(Data entries)
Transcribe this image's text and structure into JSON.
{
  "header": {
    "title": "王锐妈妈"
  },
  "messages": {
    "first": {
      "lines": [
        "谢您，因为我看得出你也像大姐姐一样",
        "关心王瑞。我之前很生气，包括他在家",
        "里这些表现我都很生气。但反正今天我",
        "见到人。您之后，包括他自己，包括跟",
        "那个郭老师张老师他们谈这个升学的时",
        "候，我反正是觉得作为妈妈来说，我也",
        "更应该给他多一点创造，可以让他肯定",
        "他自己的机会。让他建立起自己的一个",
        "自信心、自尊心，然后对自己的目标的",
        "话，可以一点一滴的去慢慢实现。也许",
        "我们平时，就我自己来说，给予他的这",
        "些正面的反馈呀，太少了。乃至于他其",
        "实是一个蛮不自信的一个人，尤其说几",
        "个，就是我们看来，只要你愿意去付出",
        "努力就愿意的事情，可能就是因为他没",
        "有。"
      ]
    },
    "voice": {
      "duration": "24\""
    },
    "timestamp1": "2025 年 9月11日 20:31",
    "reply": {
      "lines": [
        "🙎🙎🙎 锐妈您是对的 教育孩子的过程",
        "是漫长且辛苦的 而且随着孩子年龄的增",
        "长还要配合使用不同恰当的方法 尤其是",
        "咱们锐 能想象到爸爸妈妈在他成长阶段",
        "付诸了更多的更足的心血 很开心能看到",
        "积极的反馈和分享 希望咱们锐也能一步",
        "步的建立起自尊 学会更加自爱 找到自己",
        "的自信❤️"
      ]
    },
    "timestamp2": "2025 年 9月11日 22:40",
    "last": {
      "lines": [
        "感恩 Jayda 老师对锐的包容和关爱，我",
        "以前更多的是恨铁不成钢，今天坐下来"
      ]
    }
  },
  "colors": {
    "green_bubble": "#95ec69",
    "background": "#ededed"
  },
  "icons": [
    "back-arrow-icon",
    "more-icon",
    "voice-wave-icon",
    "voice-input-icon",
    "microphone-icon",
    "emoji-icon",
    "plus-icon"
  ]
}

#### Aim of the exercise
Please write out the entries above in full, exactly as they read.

#### Solution to this exercise
Transcribe this image's text and structure into JSON.
{
  "header": {
    "title": "王锐妈妈"
  },
  "messages": {
    "first": {
      "lines": [
        "谢您，因为我看得出你也像大姐姐一样",
        "关心王瑞。我之前很生气，包括他在家",
        "里这些表现我都很生气。但反正今天我",
        "见到人。您之后，包括他自己，包括跟",
        "那个郭老师张老师他们谈这个升学的时",
        "候，我反正是觉得作为妈妈来说，我也",
        "更应该给他多一点创造，可以让他肯定",
        "他自己的机会。让他建立起自己的一个",
        "自信心、自尊心，然后对自己的目标的",
        "话，可以一点一滴的去慢慢实现。也许",
        "我们平时，就我自己来说，给予他的这",
        "些正面的反馈呀，太少了。乃至于他其",
        "实是一个蛮不自信的一个人，尤其说几",
        "个，就是我们看来，只要你愿意去付出",
        "努力就愿意的事情，可能就是因为他没",
        "有。"
      ]
    },
    "voice": {
      "duration": "24\""
    },
    "timestamp1": "2025 年 9月11日 20:31",
    "reply": {
      "lines": [
        "🙎🙎🙎 锐妈您是对的 教育孩子的过程",
        "是漫长且辛苦的 而且随着孩子年龄的增",
        "长还要配合使用不同恰当的方法 尤其是",
        "咱们锐 能想象到爸爸妈妈在他成长阶段",
        "付诸了更多的更足的心血 很开心能看到",
        "积极的反馈和分享 希望咱们锐也能一步",
        "步的建立起自尊 学会更加自爱 找到自己",
        "的自信❤️"
      ]
    },
    "timestamp2": "2025 年 9月11日 22:40",
    "last": {
      "lines": [
        "感恩 Jayda 老师对锐的包容和关爱，我",
        "以前更多的是恨铁不成钢，今天坐下来"
      ]
    }
  },
  "colors": {
    "green_bubble": "#95ec69",
    "background": "#ededed"
  },
  "icons": [
    "back-arrow-icon",
    "more-icon",
    "voice-wave-icon",
    "voice-input-icon",
    "microphone-icon",
    "emoji-icon",
    "plus-icon"
  ]
}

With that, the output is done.